*Problem statement*: The data below should be duplicated in full, unchanged.

[Excerpts from an interface dataset]
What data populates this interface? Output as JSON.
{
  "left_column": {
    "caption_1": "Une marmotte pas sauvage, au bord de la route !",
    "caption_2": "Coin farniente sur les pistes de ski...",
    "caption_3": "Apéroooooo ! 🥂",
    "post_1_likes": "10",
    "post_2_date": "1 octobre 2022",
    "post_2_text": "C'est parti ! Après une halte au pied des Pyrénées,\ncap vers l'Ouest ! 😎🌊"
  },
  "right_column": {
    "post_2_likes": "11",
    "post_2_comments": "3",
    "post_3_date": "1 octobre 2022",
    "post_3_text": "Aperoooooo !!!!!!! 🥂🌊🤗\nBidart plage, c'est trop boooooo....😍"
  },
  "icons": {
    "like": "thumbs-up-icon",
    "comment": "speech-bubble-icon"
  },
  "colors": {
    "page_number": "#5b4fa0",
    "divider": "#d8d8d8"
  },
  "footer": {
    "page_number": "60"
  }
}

*Task answer*:
What data populates this interface? Output as JSON.
{
  "left_column": {
    "caption_1": "Une marmotte pas sauvage, au bord de la route !",
    "caption_2": "Coin farniente sur les pistes de ski...",
    "caption_3": "Apéroooooo ! 🥂",
    "post_1_likes": "10",
    "post_2_date": "1 octobre 2022",
    "post_2_text": "C'est parti ! Après une halte au pied des Pyrénées,\ncap vers l'Ouest ! 😎🌊"
  },
  "right_column": {
    "post_2_likes": "11",
    "post_2_comments": "3",
    "post_3_date": "1 octobre 2022",
    "post_3_text": "Aperoooooo !!!!!!! 🥂🌊🤗\nBidart plage, c'est trop boooooo....😍"
  },
  "icons": {
    "like": "thumbs-up-icon",
    "comment": "speech-bubble-icon"
  },
  "colors": {
    "page_number": "#5b4fa0",
    "divider": "#d8d8d8"
  },
  "footer": {
    "page_number": "60"
  }
}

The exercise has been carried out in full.